Two youths who threatened the lives of staff and students at a high school in South Australia's Riverland have been released on good behaviour bonds.
The pair, who cannot be named, were arrested in 2017 over allegations they were planning a mass school attack using homemade weapons and body armour.
The 18 and 20-year-old were due to stand trial accused of conspiring to murder but in February pleaded guilty to the downgraded charge
of aggravated threatening of life after prosecutors conceded they never intended to carry out the shooting.
In the Supreme Court on Thursday, Justice Kevin Nicholson imposed six-month jail sentences on the pair but suspended the terms, placing them on three-year good behaviour bonds.
Justice Nicholson said he had taken into account their age and other factors, including the 18 months they had spent in detention since being arrested.
The judge said the youths, who were 16 and 18 at the time of their offending, had wanted to create a fear that their plan would likely be carried out.
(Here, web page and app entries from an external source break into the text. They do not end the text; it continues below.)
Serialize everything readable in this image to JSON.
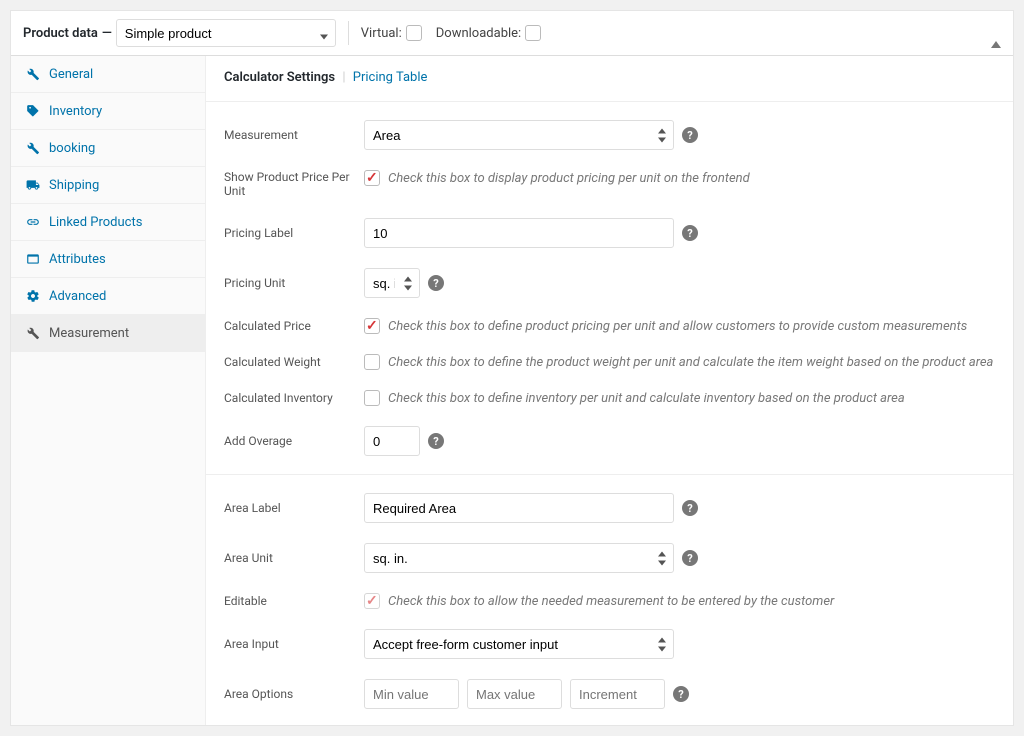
{
  "header": {
    "title": "Product data",
    "product_type": "Simple product",
    "virtual_label": "Virtual:",
    "downloadable_label": "Downloadable:"
  },
  "tabs": [
    {
      "label": "General",
      "icon": "wrench"
    },
    {
      "label": "Inventory",
      "icon": "tag"
    },
    {
      "label": "booking",
      "icon": "wrench"
    },
    {
      "label": "Shipping",
      "icon": "truck"
    },
    {
      "label": "Linked Products",
      "icon": "link"
    },
    {
      "label": "Attributes",
      "icon": "card"
    },
    {
      "label": "Advanced",
      "icon": "gear"
    },
    {
      "label": "Measurement",
      "icon": "wrench"
    }
  ],
  "subnav": {
    "active": "Calculator Settings",
    "link": "Pricing Table"
  },
  "fields": {
    "measurement": {
      "label": "Measurement",
      "value": "Area"
    },
    "show_price": {
      "label": "Show Product Price Per Unit",
      "desc": "Check this box to display product pricing per unit on the frontend",
      "checked": true
    },
    "pricing_label": {
      "label": "Pricing Label",
      "value": "10"
    },
    "pricing_unit": {
      "label": "Pricing Unit",
      "value": "sq. in."
    },
    "calc_price": {
      "label": "Calculated Price",
      "desc": "Check this box to define product pricing per unit and allow customers to provide custom measurements",
      "checked": true
    },
    "calc_weight": {
      "label": "Calculated Weight",
      "desc": "Check this box to define the product weight per unit and calculate the item weight based on the product area",
      "checked": false
    },
    "calc_inventory": {
      "label": "Calculated Inventory",
      "desc": "Check this box to define inventory per unit and calculate inventory based on the product area",
      "checked": false
    },
    "overage": {
      "label": "Add Overage",
      "value": "0"
    },
    "area_label": {
      "label": "Area Label",
      "value": "Required Area"
    },
    "area_unit": {
      "label": "Area Unit",
      "value": "sq. in."
    },
    "editable": {
      "label": "Editable",
      "desc": "Check this box to allow the needed measurement to be entered by the customer",
      "checked": true,
      "disabled": true
    },
    "area_input": {
      "label": "Area Input",
      "value": "Accept free-form customer input"
    },
    "area_options": {
      "label": "Area Options",
      "min_ph": "Min value",
      "max_ph": "Max value",
      "inc_ph": "Increment"
    }
  }
}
However, he said he accepted they never intended to commit murder or proceed with the "expressed plan".
"Your plan was to frighten, to terrify and to present yourself to your school associates and perhaps the wider community as school shooters who meant business," Justice Nicholson said.